◆ HOW TO COMPLETE THIS TASK ◆
Within the records below, filter for lines carrying the word "member" and copy them.

Top of SUPPLIED MATERIAL

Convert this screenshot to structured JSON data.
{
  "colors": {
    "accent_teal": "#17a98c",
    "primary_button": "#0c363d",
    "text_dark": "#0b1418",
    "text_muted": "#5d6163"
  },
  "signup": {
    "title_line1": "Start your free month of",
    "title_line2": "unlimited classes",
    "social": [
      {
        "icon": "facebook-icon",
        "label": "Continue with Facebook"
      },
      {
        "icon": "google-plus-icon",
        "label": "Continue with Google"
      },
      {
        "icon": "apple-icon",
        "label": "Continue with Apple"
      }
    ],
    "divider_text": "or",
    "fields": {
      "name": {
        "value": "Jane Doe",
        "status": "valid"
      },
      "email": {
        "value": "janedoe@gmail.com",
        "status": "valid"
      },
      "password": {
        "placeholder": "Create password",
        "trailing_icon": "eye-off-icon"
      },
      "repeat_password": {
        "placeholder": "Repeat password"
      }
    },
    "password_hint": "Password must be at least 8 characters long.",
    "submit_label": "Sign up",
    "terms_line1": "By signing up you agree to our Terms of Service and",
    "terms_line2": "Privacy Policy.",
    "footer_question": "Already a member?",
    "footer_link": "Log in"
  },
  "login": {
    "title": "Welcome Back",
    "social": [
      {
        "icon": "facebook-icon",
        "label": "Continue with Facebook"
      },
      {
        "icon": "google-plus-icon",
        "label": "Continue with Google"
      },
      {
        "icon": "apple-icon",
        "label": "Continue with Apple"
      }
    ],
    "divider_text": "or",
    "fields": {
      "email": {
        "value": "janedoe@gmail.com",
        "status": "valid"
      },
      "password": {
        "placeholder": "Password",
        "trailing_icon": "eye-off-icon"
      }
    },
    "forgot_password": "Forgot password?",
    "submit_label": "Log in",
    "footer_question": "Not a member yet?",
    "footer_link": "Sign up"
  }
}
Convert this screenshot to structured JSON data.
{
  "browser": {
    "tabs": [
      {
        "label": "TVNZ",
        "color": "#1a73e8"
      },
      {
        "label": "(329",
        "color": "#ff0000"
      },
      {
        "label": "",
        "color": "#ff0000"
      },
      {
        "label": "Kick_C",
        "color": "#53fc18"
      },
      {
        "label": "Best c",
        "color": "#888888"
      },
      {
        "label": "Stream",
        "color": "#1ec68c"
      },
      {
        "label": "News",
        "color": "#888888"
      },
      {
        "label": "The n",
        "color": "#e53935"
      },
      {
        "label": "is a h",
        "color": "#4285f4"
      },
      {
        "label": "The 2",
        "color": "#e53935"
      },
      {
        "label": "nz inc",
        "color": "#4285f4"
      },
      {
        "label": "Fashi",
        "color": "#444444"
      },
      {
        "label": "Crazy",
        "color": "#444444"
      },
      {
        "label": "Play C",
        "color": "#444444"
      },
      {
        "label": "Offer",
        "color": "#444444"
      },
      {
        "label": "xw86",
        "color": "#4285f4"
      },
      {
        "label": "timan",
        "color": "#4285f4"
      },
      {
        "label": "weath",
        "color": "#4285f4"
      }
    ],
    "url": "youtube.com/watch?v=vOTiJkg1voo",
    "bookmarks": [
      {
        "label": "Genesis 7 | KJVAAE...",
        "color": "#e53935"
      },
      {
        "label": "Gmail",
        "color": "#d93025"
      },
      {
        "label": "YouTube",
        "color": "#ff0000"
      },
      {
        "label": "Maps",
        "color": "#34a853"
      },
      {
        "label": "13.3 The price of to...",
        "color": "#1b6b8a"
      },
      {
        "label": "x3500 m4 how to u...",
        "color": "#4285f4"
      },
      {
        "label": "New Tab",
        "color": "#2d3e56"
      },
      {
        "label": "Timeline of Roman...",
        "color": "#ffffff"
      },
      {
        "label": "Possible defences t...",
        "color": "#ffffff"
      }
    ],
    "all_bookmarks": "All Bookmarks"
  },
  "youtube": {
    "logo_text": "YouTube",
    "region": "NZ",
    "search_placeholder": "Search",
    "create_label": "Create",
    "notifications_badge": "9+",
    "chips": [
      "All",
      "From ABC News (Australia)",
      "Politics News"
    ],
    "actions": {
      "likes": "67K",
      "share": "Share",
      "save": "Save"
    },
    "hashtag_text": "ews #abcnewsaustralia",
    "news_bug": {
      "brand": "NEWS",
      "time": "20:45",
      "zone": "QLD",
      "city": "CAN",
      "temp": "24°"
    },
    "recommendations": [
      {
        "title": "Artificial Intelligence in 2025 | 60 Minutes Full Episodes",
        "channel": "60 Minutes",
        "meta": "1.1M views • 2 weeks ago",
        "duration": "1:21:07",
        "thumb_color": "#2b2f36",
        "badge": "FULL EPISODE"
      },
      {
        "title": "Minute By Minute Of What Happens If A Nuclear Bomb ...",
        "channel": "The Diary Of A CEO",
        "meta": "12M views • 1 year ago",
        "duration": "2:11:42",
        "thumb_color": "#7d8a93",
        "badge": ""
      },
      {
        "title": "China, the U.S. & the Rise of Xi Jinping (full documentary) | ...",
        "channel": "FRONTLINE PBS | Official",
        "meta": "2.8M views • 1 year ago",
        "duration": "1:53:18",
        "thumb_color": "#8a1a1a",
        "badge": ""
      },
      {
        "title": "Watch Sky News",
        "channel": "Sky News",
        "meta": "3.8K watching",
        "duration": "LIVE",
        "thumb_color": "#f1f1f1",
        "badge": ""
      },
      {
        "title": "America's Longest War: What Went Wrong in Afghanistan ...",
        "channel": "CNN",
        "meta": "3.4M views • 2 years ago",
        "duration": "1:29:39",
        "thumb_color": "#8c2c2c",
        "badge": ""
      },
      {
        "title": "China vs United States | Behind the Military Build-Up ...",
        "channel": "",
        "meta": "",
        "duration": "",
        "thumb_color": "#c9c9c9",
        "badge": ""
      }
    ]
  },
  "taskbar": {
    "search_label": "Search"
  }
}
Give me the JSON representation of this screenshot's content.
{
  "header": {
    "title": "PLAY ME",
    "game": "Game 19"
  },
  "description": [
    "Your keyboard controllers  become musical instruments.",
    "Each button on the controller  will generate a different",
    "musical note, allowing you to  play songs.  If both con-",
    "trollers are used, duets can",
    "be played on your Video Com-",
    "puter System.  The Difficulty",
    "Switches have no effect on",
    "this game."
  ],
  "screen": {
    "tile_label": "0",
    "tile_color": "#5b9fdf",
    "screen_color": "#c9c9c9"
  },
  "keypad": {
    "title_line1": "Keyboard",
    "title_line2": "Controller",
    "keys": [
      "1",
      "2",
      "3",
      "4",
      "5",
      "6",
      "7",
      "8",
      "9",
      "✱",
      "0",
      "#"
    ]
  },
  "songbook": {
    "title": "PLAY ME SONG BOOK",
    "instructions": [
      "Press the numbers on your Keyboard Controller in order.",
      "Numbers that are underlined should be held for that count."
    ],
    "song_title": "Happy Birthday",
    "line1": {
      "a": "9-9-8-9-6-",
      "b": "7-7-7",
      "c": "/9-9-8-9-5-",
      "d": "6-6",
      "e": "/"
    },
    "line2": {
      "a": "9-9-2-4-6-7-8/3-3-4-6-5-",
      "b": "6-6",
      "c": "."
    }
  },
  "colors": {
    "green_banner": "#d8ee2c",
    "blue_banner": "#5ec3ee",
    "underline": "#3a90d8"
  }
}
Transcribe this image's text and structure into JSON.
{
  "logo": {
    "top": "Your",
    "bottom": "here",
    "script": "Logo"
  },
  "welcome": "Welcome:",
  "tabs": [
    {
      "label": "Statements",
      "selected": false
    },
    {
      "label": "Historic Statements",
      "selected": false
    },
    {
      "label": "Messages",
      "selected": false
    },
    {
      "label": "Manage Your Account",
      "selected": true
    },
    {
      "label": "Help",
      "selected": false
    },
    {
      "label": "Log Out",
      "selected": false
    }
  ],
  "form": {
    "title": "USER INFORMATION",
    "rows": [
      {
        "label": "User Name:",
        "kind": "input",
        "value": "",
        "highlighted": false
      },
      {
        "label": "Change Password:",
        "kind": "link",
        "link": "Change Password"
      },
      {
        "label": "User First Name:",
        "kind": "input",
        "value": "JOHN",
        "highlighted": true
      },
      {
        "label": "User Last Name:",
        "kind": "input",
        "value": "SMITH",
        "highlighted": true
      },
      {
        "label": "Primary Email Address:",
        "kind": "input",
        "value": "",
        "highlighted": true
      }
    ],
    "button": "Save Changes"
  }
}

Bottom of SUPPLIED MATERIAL

◆ RESPONSE FOR THIS EXERCISE ◆
    "footer_question": "Already a member?",
    "footer_question": "Not a member yet?",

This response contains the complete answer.